**WHAT TO WORK ON**
A precise copy of the data is required, with every picture left out.

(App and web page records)
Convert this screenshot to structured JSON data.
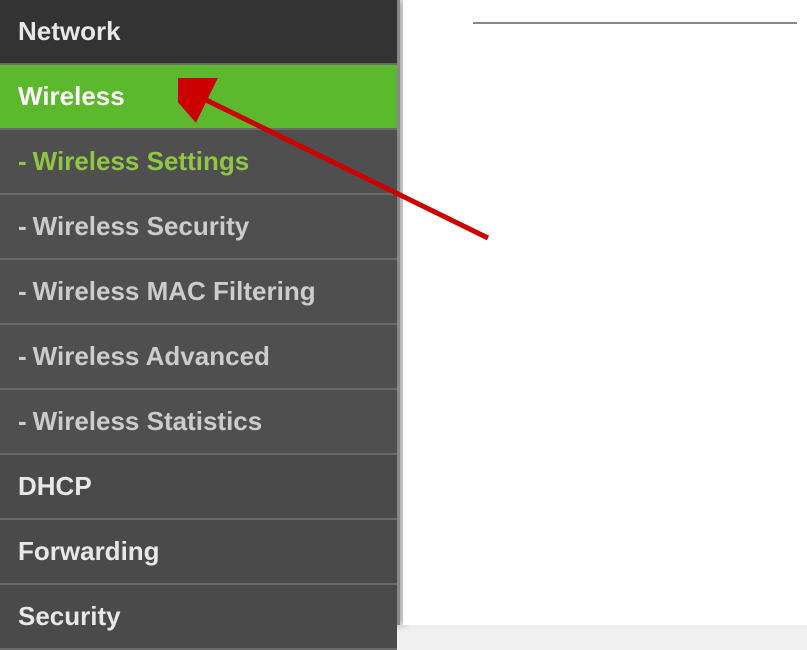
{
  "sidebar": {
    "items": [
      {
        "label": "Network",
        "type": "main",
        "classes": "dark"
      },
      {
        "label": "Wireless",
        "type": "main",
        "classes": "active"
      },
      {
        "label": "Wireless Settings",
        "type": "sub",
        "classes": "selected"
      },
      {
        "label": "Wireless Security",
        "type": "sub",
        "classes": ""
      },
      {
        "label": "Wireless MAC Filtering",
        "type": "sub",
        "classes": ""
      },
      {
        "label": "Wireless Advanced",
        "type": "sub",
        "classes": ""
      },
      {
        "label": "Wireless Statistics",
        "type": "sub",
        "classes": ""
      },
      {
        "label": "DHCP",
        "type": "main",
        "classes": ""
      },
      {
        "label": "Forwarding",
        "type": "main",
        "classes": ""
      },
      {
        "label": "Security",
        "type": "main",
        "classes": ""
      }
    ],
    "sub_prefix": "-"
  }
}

**ANSWER TO THIS PROBLEM**
Convert this screenshot to structured JSON data.
{
  "sidebar": {
    "items": [
      {
        "label": "Network",
        "type": "main",
        "classes": "dark"
      },
      {
        "label": "Wireless",
        "type": "main",
        "classes": "active"
      },
      {
        "label": "Wireless Settings",
        "type": "sub",
        "classes": "selected"
      },
      {
        "label": "Wireless Security",
        "type": "sub",
        "classes": ""
      },
      {
        "label": "Wireless MAC Filtering",
        "type": "sub",
        "classes": ""
      },
      {
        "label": "Wireless Advanced",
        "type": "sub",
        "classes": ""
      },
      {
        "label": "Wireless Statistics",
        "type": "sub",
        "classes": ""
      },
      {
        "label": "DHCP",
        "type": "main",
        "classes": ""
      },
      {
        "label": "Forwarding",
        "type": "main",
        "classes": ""
      },
      {
        "label": "Security",
        "type": "main",
        "classes": ""
      }
    ],
    "sub_prefix": "-"
  }
}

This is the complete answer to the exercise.